In the News
Saildrones Launched On Washington Coast To Study Fisheries
Two autonomous Saildrones launched from Neah Bay this week on a to find out whether the wind and solar-powered vehicles can improve the efficiency and accuracy of fisheries surveys off the West Coast. PMEL is referenced.
The Seabots Are Coming! Ocean-going Drones Launched On West Coast Fish Survey
They're life-jacket orange, they're robots and they're capable of sailing the high seas without human intervention. On Tuesday the National Oceanic and Atmospheric Administration and a private contractor launched a pair of unmanned “Saildrones” in Pacific Northwest waters for the first time. Their summer-long voyage to collect fish data will stretch from Vancouver Island to California. Chris Meinig is quoted
Ocean robots help NOAA assess fishery health
Two unmanned sailboats set out from Neah Bay on Tuesday, beginning a 100-day trek that will take them to Vancouver Island and all the way down to Mexico. Fisheries scientists with the National Atmospheric and Oceanic Administration (NOAA) hope that these Saildrones will help them better assess key Pacific fisheries such as hake, anchovies, and sardines. Chris Meinig is featured.
The captainless research vessel
The regular patrons of the White Shark Café have had some company lately. In March, two autonomous robots, called Saildrones, departed from California en route to the “Café,” a mysterious stretch of water in the middle of the Pacific Ocean where the sharks are known to congregate. Jessica Cross is quoted.
Adaptable and driven by renewable energy, saildrones voyage into remote waters
In March 2009, engineer Richard Jenkins broke the world land speed record for a wind-powered vehicle by sailing a bright green sailboat on wheels across a dried lakebed in Nevada at 126 miles per hour.

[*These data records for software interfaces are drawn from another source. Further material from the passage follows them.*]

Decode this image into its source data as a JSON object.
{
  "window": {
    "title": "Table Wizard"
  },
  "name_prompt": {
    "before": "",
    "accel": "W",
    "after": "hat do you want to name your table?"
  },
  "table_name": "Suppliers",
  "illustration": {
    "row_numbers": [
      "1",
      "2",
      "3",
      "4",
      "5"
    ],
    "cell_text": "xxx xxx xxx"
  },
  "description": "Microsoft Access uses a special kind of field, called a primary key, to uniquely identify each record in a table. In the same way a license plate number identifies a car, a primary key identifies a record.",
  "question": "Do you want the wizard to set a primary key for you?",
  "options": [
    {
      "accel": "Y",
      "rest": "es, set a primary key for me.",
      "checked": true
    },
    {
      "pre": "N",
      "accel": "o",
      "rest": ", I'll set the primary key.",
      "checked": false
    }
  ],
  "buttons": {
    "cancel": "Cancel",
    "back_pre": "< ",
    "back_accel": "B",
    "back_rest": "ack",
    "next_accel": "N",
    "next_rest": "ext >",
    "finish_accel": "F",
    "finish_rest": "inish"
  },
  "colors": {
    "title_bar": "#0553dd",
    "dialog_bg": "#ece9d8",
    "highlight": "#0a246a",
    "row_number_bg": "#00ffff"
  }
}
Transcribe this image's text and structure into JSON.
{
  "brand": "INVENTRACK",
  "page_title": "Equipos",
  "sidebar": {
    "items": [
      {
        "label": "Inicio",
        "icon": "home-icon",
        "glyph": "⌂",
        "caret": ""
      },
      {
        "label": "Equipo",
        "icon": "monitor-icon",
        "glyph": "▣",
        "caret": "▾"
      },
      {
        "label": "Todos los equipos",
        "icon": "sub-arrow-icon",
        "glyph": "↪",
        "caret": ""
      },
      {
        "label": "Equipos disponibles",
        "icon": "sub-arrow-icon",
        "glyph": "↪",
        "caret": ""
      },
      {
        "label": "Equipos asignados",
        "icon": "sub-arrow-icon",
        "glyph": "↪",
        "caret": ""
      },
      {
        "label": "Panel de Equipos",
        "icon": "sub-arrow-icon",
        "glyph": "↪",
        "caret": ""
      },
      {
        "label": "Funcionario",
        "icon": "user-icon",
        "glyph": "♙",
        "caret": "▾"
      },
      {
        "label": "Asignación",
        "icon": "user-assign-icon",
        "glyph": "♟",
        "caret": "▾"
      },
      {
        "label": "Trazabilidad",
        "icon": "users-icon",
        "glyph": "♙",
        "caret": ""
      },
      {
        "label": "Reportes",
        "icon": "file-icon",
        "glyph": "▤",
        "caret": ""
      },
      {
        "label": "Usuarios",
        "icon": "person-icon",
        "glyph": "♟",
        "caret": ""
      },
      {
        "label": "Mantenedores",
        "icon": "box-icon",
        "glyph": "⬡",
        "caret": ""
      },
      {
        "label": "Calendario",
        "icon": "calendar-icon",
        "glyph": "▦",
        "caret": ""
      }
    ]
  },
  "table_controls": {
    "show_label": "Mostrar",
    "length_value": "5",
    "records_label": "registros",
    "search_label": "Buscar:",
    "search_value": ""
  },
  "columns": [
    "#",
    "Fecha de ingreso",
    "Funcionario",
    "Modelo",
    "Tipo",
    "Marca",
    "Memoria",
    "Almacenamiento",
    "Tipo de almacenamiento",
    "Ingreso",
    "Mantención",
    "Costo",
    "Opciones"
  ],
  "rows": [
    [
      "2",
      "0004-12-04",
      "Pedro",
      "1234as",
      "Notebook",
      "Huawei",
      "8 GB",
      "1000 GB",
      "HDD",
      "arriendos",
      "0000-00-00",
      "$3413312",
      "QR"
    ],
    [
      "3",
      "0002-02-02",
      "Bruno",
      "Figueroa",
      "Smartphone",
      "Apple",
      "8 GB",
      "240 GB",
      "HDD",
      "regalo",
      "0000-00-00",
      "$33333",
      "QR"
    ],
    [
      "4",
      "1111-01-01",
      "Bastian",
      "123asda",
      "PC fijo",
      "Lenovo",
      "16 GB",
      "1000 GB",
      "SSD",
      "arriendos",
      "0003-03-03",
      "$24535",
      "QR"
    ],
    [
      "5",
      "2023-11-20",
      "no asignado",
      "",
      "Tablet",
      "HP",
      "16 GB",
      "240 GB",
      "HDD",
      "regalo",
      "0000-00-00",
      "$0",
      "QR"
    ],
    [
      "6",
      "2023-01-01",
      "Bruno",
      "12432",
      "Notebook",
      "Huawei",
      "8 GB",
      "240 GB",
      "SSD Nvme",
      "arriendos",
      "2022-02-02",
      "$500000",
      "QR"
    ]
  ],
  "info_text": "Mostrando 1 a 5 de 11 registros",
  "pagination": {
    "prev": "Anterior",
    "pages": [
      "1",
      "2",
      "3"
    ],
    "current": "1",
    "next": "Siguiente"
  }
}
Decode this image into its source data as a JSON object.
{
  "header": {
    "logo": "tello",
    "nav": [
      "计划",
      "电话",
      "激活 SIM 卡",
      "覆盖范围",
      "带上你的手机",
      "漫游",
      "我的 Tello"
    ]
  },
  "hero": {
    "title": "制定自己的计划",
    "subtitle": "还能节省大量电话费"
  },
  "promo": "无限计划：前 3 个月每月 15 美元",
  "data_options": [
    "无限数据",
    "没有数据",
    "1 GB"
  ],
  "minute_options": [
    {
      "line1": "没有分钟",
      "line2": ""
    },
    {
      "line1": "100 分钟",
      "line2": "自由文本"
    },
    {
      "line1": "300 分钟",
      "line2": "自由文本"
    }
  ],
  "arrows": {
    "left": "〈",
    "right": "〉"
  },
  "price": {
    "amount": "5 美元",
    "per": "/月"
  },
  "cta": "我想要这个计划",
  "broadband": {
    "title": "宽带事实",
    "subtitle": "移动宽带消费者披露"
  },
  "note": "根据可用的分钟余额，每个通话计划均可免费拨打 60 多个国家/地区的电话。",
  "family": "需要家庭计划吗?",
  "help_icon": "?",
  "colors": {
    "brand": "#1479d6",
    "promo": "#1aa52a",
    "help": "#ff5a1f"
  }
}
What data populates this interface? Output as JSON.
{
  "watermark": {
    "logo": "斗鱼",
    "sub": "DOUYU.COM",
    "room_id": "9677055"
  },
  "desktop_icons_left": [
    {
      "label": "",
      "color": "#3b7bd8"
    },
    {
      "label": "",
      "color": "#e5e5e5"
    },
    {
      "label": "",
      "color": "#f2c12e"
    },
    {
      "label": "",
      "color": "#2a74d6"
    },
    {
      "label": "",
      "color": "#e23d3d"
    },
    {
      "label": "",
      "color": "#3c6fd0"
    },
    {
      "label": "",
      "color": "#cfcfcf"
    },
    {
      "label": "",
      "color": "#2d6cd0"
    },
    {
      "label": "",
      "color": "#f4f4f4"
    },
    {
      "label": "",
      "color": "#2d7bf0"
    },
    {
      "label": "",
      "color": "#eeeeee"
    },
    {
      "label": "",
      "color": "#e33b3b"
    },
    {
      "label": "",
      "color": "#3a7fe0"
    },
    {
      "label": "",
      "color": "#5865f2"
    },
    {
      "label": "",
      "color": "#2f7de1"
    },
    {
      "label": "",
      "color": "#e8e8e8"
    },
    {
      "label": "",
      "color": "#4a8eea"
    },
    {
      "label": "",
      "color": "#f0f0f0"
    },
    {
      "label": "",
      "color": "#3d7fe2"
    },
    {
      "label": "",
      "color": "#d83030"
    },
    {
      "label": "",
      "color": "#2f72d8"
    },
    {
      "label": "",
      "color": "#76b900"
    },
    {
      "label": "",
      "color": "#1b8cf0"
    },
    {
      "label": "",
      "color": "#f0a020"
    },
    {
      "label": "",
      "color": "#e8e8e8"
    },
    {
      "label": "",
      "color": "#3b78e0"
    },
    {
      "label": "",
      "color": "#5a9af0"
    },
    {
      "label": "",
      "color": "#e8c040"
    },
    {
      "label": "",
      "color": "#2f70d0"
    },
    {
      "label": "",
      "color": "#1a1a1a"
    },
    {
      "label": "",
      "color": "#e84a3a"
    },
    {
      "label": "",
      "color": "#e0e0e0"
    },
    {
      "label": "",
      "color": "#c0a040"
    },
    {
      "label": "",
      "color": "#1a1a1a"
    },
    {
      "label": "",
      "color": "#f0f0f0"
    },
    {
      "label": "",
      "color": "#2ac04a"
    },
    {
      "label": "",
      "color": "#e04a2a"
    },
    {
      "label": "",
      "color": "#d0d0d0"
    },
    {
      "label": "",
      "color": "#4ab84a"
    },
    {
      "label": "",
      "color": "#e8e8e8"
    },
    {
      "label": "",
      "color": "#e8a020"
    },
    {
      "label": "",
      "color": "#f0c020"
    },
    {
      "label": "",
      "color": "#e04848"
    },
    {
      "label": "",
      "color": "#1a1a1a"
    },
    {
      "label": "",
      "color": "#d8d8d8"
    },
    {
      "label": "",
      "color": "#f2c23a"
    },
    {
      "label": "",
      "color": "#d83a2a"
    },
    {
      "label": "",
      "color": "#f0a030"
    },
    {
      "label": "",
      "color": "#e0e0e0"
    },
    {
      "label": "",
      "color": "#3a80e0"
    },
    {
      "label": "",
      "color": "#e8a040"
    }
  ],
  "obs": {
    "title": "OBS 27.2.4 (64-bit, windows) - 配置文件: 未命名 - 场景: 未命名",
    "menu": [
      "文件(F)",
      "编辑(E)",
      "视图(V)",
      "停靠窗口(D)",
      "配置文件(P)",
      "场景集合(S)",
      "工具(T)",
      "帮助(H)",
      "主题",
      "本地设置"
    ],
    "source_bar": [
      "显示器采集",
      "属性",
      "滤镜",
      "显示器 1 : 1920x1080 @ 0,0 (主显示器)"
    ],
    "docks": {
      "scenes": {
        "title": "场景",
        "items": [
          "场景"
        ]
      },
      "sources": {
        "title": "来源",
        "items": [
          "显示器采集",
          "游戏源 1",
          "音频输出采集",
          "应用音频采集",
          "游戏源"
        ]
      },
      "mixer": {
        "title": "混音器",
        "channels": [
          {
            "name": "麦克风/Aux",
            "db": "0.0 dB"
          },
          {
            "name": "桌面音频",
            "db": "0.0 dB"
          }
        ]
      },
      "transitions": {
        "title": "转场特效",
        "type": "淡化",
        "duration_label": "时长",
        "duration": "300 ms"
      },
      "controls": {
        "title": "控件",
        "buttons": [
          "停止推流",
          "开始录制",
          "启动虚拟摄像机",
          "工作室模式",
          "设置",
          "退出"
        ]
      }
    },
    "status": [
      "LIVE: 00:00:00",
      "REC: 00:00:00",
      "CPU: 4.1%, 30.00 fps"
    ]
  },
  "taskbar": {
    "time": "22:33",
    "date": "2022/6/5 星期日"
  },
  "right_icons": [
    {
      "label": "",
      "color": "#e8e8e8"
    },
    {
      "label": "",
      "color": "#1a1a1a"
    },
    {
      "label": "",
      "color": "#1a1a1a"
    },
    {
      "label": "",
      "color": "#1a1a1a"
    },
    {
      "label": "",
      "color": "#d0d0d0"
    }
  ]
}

Now, after many engineering developments and an orange paint job, Jenkins’ design autonomously sails the sea gathering ecologic, oceanic, and atmospheric data in the employ of NOAA.